"You might confuse the building behind me as the head office of the local Boy Scouts," says Van der Linden in the video. "But you're wrong. This pile of wood is actually the design of the future Pritzker Prize-winner Kengo Kuma."
Completed in 2014 for the baker of Taiwanese pineapple cakes, the three-storey building is clad in a grid of over 5,000 metres of wooden strips.
"A forest in the city"
"Our aim was to create a forest in the busy city centre," said Kengo Kuma at the time of the building's opening. "We studied how lighting states would change in a day in the woods, and came up with a shape like a basket."
"Kuma has done something few of his colleagues have done before," says Van der Linden, founder of Tokyo-based Van Der Architects.
"Whereas other well-known Japanese architects have all gone for the highly minimalistic, aristocratic form of architecture, Kuma's aesthetic is towards the common vernacular Japanese architecture."

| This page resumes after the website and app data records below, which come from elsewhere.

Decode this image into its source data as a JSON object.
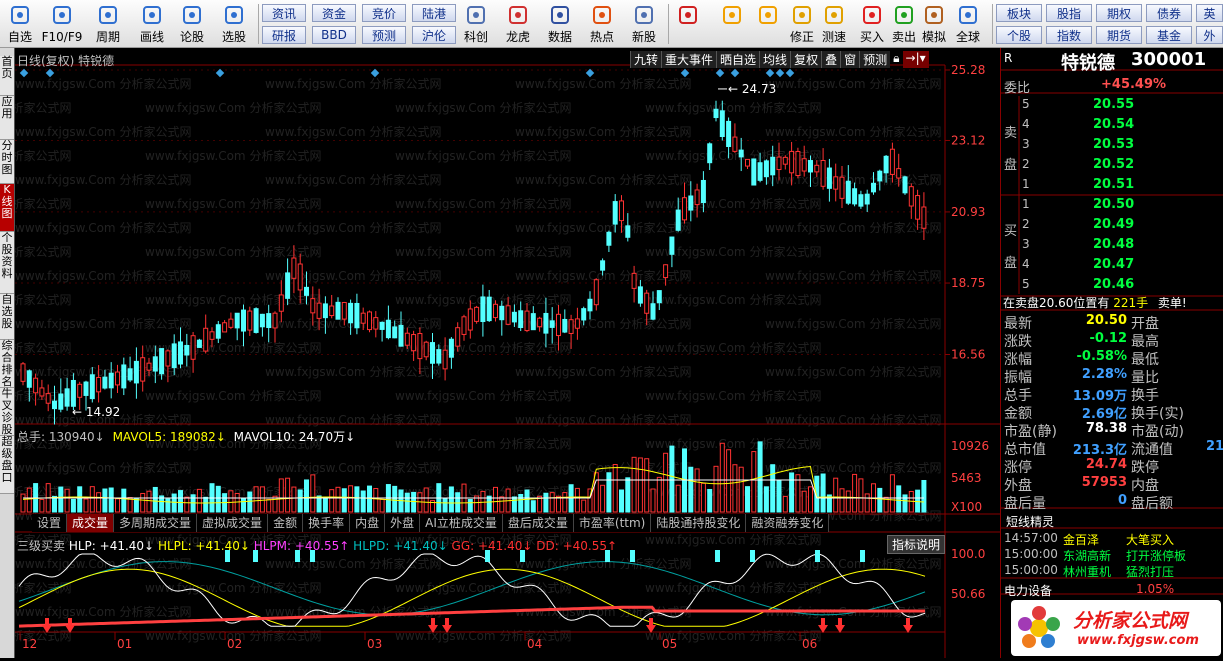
{
  "toolbar": {
    "items": [
      {
        "label": "自选",
        "icon": "star-icon"
      },
      {
        "label": "F10/F9",
        "icon": "document-icon"
      },
      {
        "label": "周期",
        "icon": "clock-icon"
      },
      {
        "label": "画线",
        "icon": "pen-icon"
      },
      {
        "label": "论股",
        "icon": "forum-icon"
      },
      {
        "label": "选股",
        "icon": "pick-stock-icon"
      }
    ],
    "buttons_top": [
      "资讯",
      "资金",
      "竞价",
      "陆港"
    ],
    "buttons_bottom": [
      "研报",
      "BBD",
      "预测",
      "沪伦"
    ],
    "items2": [
      {
        "label": "科创",
        "icon": "chart-icon"
      },
      {
        "label": "龙虎",
        "icon": "dragon-icon"
      },
      {
        "label": "数据",
        "icon": "pe-icon"
      },
      {
        "label": "热点",
        "icon": "fire-icon"
      },
      {
        "label": "新股",
        "icon": "new-stock-icon"
      }
    ],
    "items3": [
      {
        "label": "",
        "icon": "grid-icon"
      },
      {
        "label": "",
        "icon": "back-arrow-icon"
      },
      {
        "label": "",
        "icon": "updown-icon"
      },
      {
        "label": "修正",
        "icon": "fix-icon"
      },
      {
        "label": "测速",
        "icon": "speed-icon"
      },
      {
        "label": "买入",
        "icon": "buy-icon"
      },
      {
        "label": "卖出",
        "icon": "sell-icon"
      },
      {
        "label": "模拟",
        "icon": "hammer-icon"
      },
      {
        "label": "全球",
        "icon": "globe-icon"
      }
    ],
    "right_top": [
      "板块",
      "股指",
      "期权",
      "债券",
      "英"
    ],
    "right_bottom": [
      "个股",
      "指数",
      "期货",
      "基金",
      "外"
    ]
  },
  "left_tabs": [
    "首页",
    "应用",
    "分时图",
    "K线图",
    "个股资料",
    "自选股",
    "综合排名",
    "牛叉诊股",
    "超级盘口"
  ],
  "chart": {
    "header_title": "日线(复权) 特锐德",
    "header_tools": [
      "九转",
      "重大事件",
      "晒自选",
      "均线",
      "复权",
      "叠",
      "窗",
      "预测"
    ],
    "price_ticks": [
      "25.28",
      "23.12",
      "20.93",
      "18.75",
      "16.56"
    ],
    "max_label": "24.73",
    "min_label": "14.92",
    "vol_header": {
      "total": "总手: 130940↓",
      "ma5": "MAVOL5: 189082↓",
      "ma10": "MAVOL10: 24.70万↓"
    },
    "vol_ticks": [
      "10926",
      "5463",
      "X100"
    ],
    "tabs": [
      "设置",
      "成交量",
      "多周期成交量",
      "虚拟成交量",
      "金额",
      "换手率",
      "内盘",
      "外盘",
      "AI立桩成交量",
      "盘后成交量",
      "市盈率(ttm)",
      "陆股通持股变化",
      "融资融券变化"
    ],
    "ind_header": {
      "name": "三级买卖",
      "hlp": "HLP: +41.40↓",
      "hlpl": "HLPL: +41.40↓",
      "hlpm": "HLPM: +40.55↑",
      "hlpd": "HLPD: +41.40↓",
      "gg": "GG: +41.40↓",
      "dd": "DD: +40.55↑"
    },
    "ind_button": "指标说明",
    "ind_ticks": [
      "100.0",
      "50.66"
    ],
    "months": [
      "12",
      "01",
      "02",
      "03",
      "04",
      "05",
      "06"
    ],
    "watermark": "www.fxjgsw.Com 分析家公式网"
  },
  "chart_data": {
    "type": "candlestick",
    "ylim": [
      14.92,
      25.28
    ],
    "note": "daily K-line of 特锐德 300001 with volume and 三级买卖 indicator",
    "high": 24.73,
    "low": 14.92
  },
  "quote": {
    "name": "特锐德",
    "code": "300001",
    "r": "R",
    "weibi_label": "委比",
    "weibi": "+45.49%",
    "sell_label": "卖盘",
    "buy_label": "买盘",
    "asks": [
      {
        "n": "5",
        "p": "20.55"
      },
      {
        "n": "4",
        "p": "20.54"
      },
      {
        "n": "3",
        "p": "20.53"
      },
      {
        "n": "2",
        "p": "20.52"
      },
      {
        "n": "1",
        "p": "20.51"
      }
    ],
    "bids": [
      {
        "n": "1",
        "p": "20.50"
      },
      {
        "n": "2",
        "p": "20.49"
      },
      {
        "n": "3",
        "p": "20.48"
      },
      {
        "n": "4",
        "p": "20.47"
      },
      {
        "n": "5",
        "p": "20.46"
      }
    ],
    "sell_order": "在卖盘20.60位置有",
    "sell_qty": "221手",
    "sell_tag": "卖单!",
    "rows": [
      [
        "最新",
        "20.50",
        "开盘",
        ""
      ],
      [
        "涨跌",
        "-0.12",
        "最高",
        ""
      ],
      [
        "涨幅",
        "-0.58%",
        "最低",
        ""
      ],
      [
        "振幅",
        "2.28%",
        "量比",
        ""
      ],
      [
        "总手",
        "13.09万",
        "换手",
        ""
      ],
      [
        "金额",
        "2.69亿",
        "换手(实)",
        ""
      ],
      [
        "市盈(静)",
        "78.38",
        "市盈(动)",
        ""
      ],
      [
        "总市值",
        "213.3亿",
        "流通值",
        "21"
      ],
      [
        "涨停",
        "24.74",
        "跌停",
        ""
      ],
      [
        "外盘",
        "57953",
        "内盘",
        ""
      ],
      [
        "盘后量",
        "0",
        "盘后额",
        ""
      ]
    ],
    "short_title": "短线精灵",
    "short": [
      [
        "14:57:00",
        "金百泽",
        "大笔买入"
      ],
      [
        "15:00:00",
        "东湖高新",
        "打开涨停板"
      ],
      [
        "15:00:00",
        "林州重机",
        "猛烈打压"
      ]
    ],
    "sector": "电力设备",
    "sector_pct": "1.05%",
    "logo": "分析家公式网",
    "logo_url": "www.fxjgsw.com"
  }
}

"Kuma is Japan's Walt Disney," he adds.
Kuma takes "the image of old Japan"
"Kuma is taking the image of the old Japan, of the Edo-period Tokyo or Kyoto, as he puts a heavy emphasis on wood and traditional craftsmanship," he continues. "But then he stylises his forms in a completely new way, focussing on one or two elements that everyone associates with Japan."

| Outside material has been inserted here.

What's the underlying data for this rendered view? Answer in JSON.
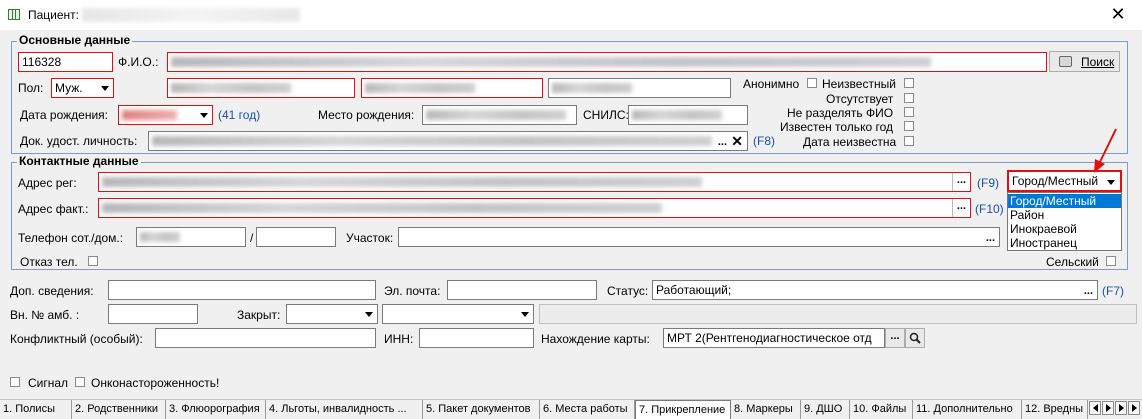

"In this case, it is taking the shape of a traditional bamboo basket and using it to wrap the building. The facade of the building is made using the traditional system of creating a wood lattice in which very few nails are used. He employed traditional Japanese craftsmen to build the hundreds of pieces of wood under a 30- or 60-degree angle."
"A brilliant feat of imagineering"
"Did you notice how many times I said traditional?" Van der Linden concludes. "Don't get me wrong. I think in this particular project, called SunnyHills, Kuma succeeds brilliantly. This brilliant feat of imagineering has made this small shop for the manufacturer of Taiwanese cakes a major attraction for both sweet and architecture lovers."
Virtual Design Festival has teamed up with Van der Linden to present a selection of his best short architecture movies.
"Even after 28 years, I found Tokyo endlessly fascinating, and I enjoy making videos of its architecture, and its rather mysterious urbanity," he said in a specially created video introducing the collaboration.
About Virtual Design Festival
Virtual Design Festival, the world's first digital design festival, runs from 15 April to 30 June 2020. It is a platform that will bring the architecture and design world together to celebrate the culture and commerce of our industry, and explore how it can adapt and respond to extraordinary circumstances.
VDF will host a rolling programme of online talks, lectures, movies, product launches and more, complementing and supporting fairs and festivals around the world that have had to be postponed or cancelled and it will provide a platform for design businesses, so they can, in turn, support their supply chains.